In my work with emotional and verbal abuse I try to avoid labels. I prefer to focus on dynamics of abuse so you can recognize them anywhere, regardless of a person’s psychological status.
However, on this blog, I am referring to a specific kind of parent. Not the normal challenges and conflicts of parenting styles or your run of the mill adult who might be a jerk or hard headed from time to time or even a divorce or split up that resulted in bad feelings.
I am referring to a specific personality type, for lack of a better word, a narcissist, whose main priority is their image, their needs and their entitlements over everything else, including their children.
When you wake up and realize you’re parenting “with” that kind of a person, then it’s a whole new level of nightmare.
Well, you really can’t parent “with” a narcissist – narcissists have no comprehension of teamwork or collaboration. But you may find yourself in the position of trying to raise a child who has a narcissistic parent.
These are the writings of parents attempting to retain some semblance of sanity, as we try to deal with the game playing, gaslighting, manipulating, sabotage, entitlement, self importance, image priority, lying, and verbal abuse of narcissistic fathers or mothers of our children.
If you have a story to share, please email mommawolf07 at gmail dot com. There is power in the telling! Or lend your voice to comments on the posts.

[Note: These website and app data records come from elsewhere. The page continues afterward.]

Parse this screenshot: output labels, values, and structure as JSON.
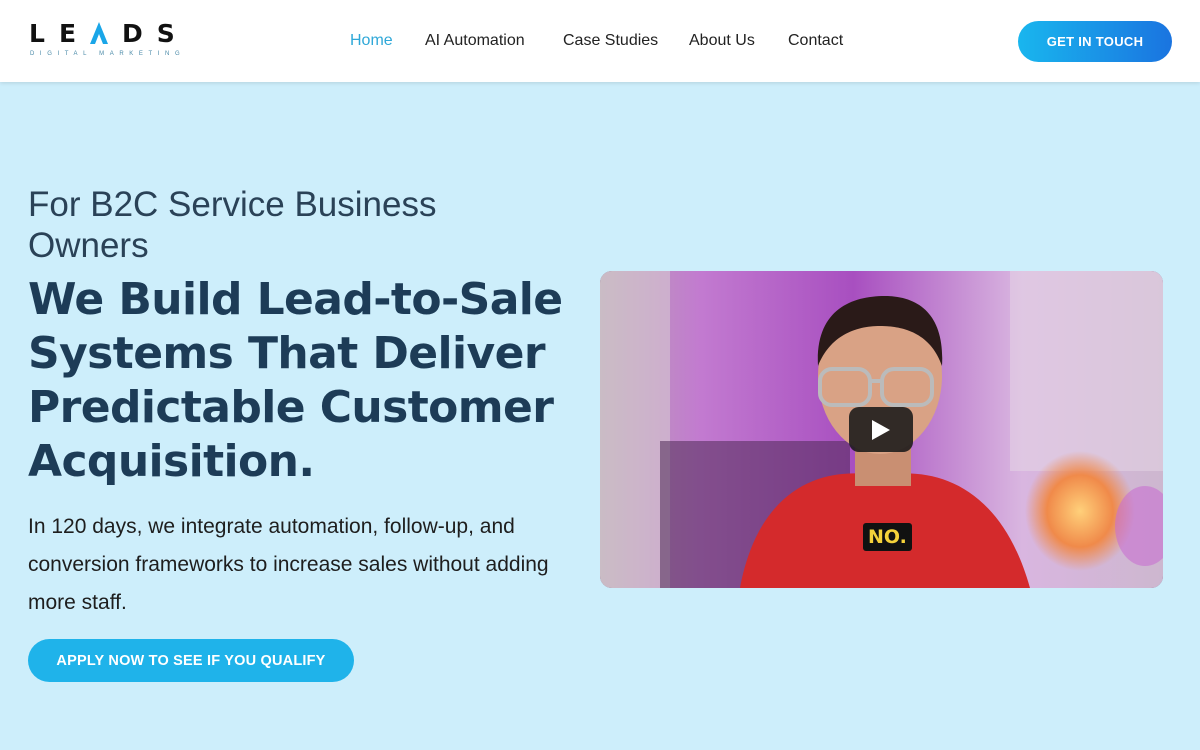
{
  "header": {
    "logo": {
      "word": "LEADS",
      "tagline": "DIGITAL MARKETING"
    },
    "nav": [
      {
        "label": "Home",
        "active": true
      },
      {
        "label": "AI Automation",
        "active": false
      },
      {
        "label": "Case Studies",
        "active": false
      },
      {
        "label": "About Us",
        "active": false
      },
      {
        "label": "Contact",
        "active": false
      }
    ],
    "cta_label": "GET IN TOUCH"
  },
  "hero": {
    "eyebrow": "For B2C Service Business Owners",
    "headline": "We Build Lead-to-Sale Systems That Deliver Predictable Customer Acquisition.",
    "description": "In 120 days, we integrate automation, follow-up, and conversion frameworks to increase sales without adding more staff.",
    "cta_label": "APPLY NOW TO SEE IF YOU QUALIFY"
  },
  "video": {
    "caption": "NO.",
    "play_icon": "play-icon"
  },
  "colors": {
    "page_bg": "#cdeefb",
    "accent": "#1fb3ea",
    "headline": "#1d3c57",
    "nav_active": "#2fa8d8"
  }
}
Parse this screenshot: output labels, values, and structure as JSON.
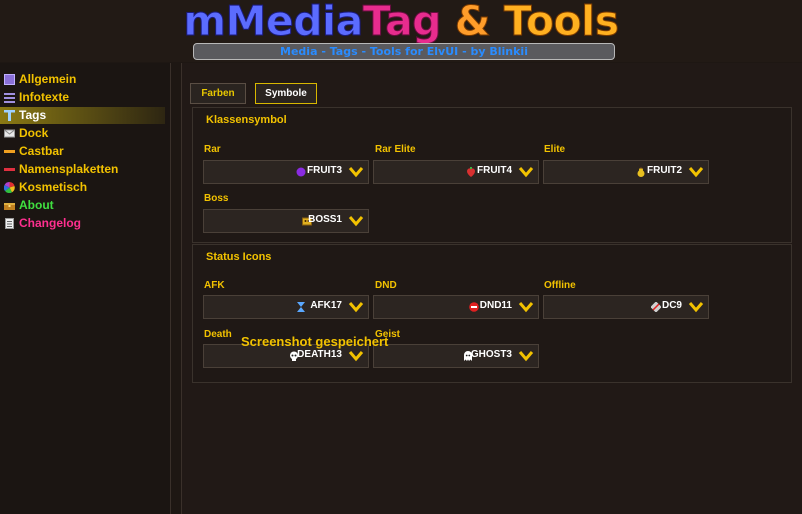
{
  "header": {
    "logo_part1": "mMedia",
    "logo_part2": "Tag",
    "logo_amp": " & ",
    "logo_part3": "Tools",
    "subtitle": "Media - Tags - Tools for ElvUI - by Blinkii"
  },
  "sidebar": {
    "items": [
      {
        "label": "Allgemein",
        "icon": "gear-square-icon"
      },
      {
        "label": "Infotexte",
        "icon": "lines-icon"
      },
      {
        "label": "Tags",
        "icon": "text-t-icon"
      },
      {
        "label": "Dock",
        "icon": "envelope-icon"
      },
      {
        "label": "Castbar",
        "icon": "castbar-icon"
      },
      {
        "label": "Namensplaketten",
        "icon": "nameplate-bar-icon"
      },
      {
        "label": "Kosmetisch",
        "icon": "color-wheel-icon"
      },
      {
        "label": "About",
        "icon": "treasure-chest-icon"
      },
      {
        "label": "Changelog",
        "icon": "notepad-icon"
      }
    ],
    "active_index": 2
  },
  "tabs": [
    {
      "label": "Farben"
    },
    {
      "label": "Symbole"
    }
  ],
  "active_tab": "Symbole",
  "groups": {
    "klassensymbol": {
      "title": "Klassensymbol",
      "fields": [
        {
          "label": "Rar",
          "value": "FRUIT3",
          "icon": "grape-icon",
          "icon_color": "#8a2be2"
        },
        {
          "label": "Rar Elite",
          "value": "FRUIT4",
          "icon": "strawberry-icon",
          "icon_color": "#d83030"
        },
        {
          "label": "Elite",
          "value": "FRUIT2",
          "icon": "pear-icon",
          "icon_color": "#e8c020"
        },
        {
          "label": "Boss",
          "value": "BOSS1",
          "icon": "boss-crown-icon",
          "icon_color": "#e0b020"
        }
      ]
    },
    "status_icons": {
      "title": "Status Icons",
      "fields": [
        {
          "label": "AFK",
          "value": "AFK17",
          "icon": "hourglass-icon",
          "icon_color": "#5aa8ff"
        },
        {
          "label": "DND",
          "value": "DND11",
          "icon": "no-entry-icon",
          "icon_color": "#e02020"
        },
        {
          "label": "Offline",
          "value": "DC9",
          "icon": "unplugged-icon",
          "icon_color": "#e0e0e0"
        },
        {
          "label": "Death",
          "value": "DEATH13",
          "icon": "skull-icon",
          "icon_color": "#ffffff"
        },
        {
          "label": "Geist",
          "value": "GHOST3",
          "icon": "ghost-icon",
          "icon_color": "#ffffff"
        }
      ]
    }
  },
  "toast": "Screenshot gespeichert",
  "colors": {
    "accent": "#f2c200",
    "background": "#1e1713"
  }
}
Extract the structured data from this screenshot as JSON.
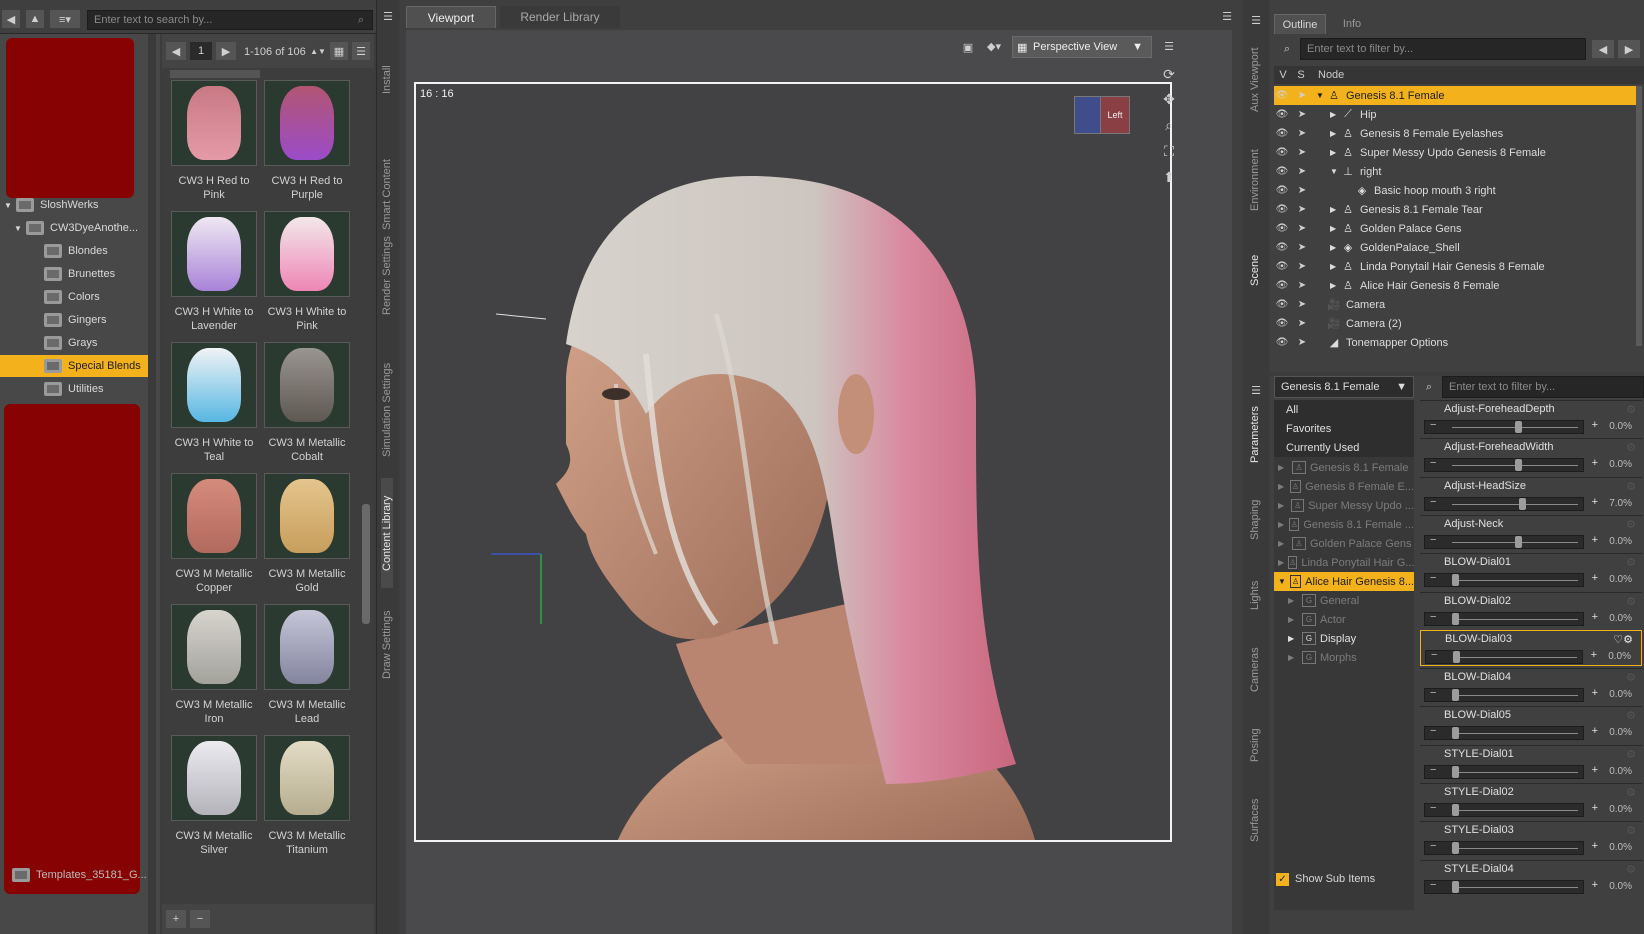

The greatest harm done is in making us feel alone.
We’re not. You need be silent no longer.